The next part of the geography challenge is reaching buyers. Brands everywhere are seeking new ways to align their runway shoes with retail drops, while completely disrupting the way brands produce, present and sell their collections. Runway shows need a makeover – not just in Canada, but across the globe. New York, London, Milan and Paris, are fumbling their way through this season as some designers show in season with a buy-now approach and others show next season. Editors and buyers aren’t quite sure what shows to attend.
Here in Canada, the end of Toronto Fashion Week is forcing us to re-invent our fashion scene quickly. In my conversations, no one expressed disappointment, just excitement to create something that fuses fashion, art and commerce. Especially commerce. Fashion needs to be a business for designers to survive. In response, CAFA has partnered with Yorkdale Mall to present shows in a pop-up shop with designer clothes for sale. From its inception, PARK (based out of Calgary) has been marrying fashion with commerce. While these are encouraging steps, we still struggle to attract top buyers to look north to Canada. More brands, like Poppy Barley, are starting with a digitally-native approach to selling. When brands create their own channels—website, retail stores, pop-up shops – they rely less on buyers. Still, designers and brands need buyers; this is a big gap that needs addressing.
Being miles apart—from each other, our customers, capital and manufacturing – offers other real challenges with operations. There are challenges with providing great customer service to customers who live thousands of kilometres away. Logistically, it’s expensive to operate in Canada; shipping across the country is expensive and needed to reach our spread-out population. From a manufacturing perspective, Canada has some incredible factories. For Poppy Barley, we made the decision to make our goods in Mexico. Initially, this was largely driven by not finding the scalable talent and craftsmanship in Canada. It’s not necessarily cheaper to make things in Mexico, but the people making the product have a much higher quality of life than if we manufactured in Canada. The ethical and environmental side of manufacturing is so imperfect. Nicole Bridger speaks candidly about how her products are made, so does Jennifer at VonBon. At Poppy Barley, we screen all our factories – and we visit them (even with a baby in tow!). Our factories elevate Poppy Barley; they’re innovative, committed and at the heart of what we do. The more time we spend in Mexico, the more we love the culture and people. We’re so lucky to have Daniel (originally from León, Mexico) here in Edmonton dishing up authentic Mexican food.

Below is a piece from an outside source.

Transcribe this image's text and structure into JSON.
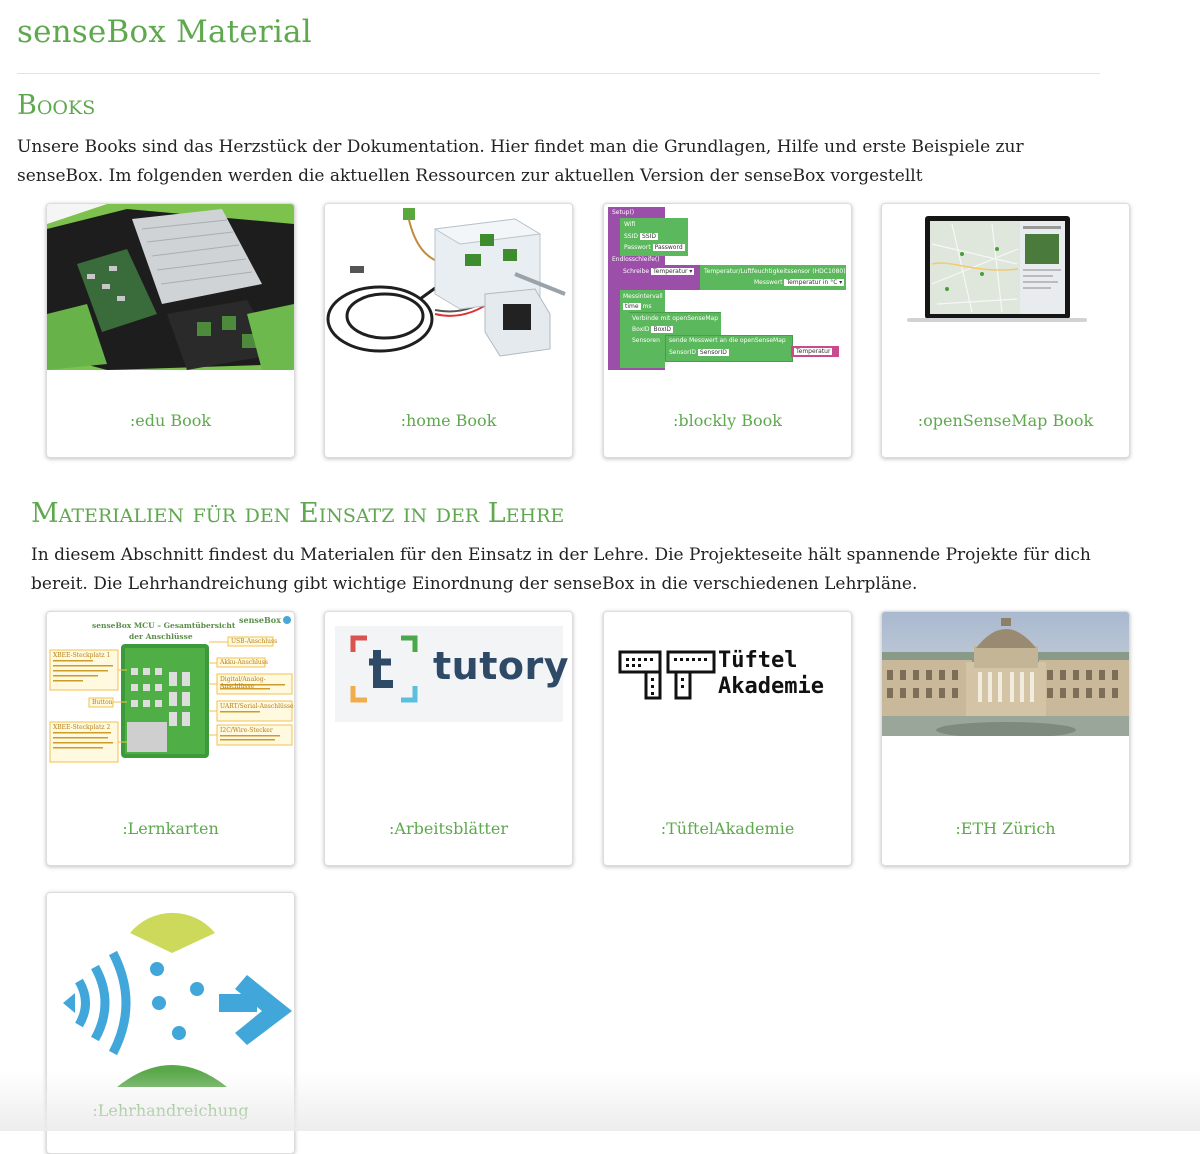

For people working in fashion, it’s a struggle to stay in Canada—our population is too small and Canada holds little sway on the international fashion stage. Fashion photographer Tina Chang chose to move to the Middle East for her career and back again. When I read her story, I’m thankful for the Canadian climate of originality and collaboration, and envious of the opportunities missed by choosing to stay in Canada.
Back to the question: ARE WE CRAZY TO TRY AND STAY?
The answer is yes, and we’re going to do it any way. I want Poppy Barley to be a company that helps write the story of fashion in Canada. I’m a futurist and optimist, and I believe in Canadian fashion. If you do too, I welcome your input. E-mail me at firstname.lastname@example.org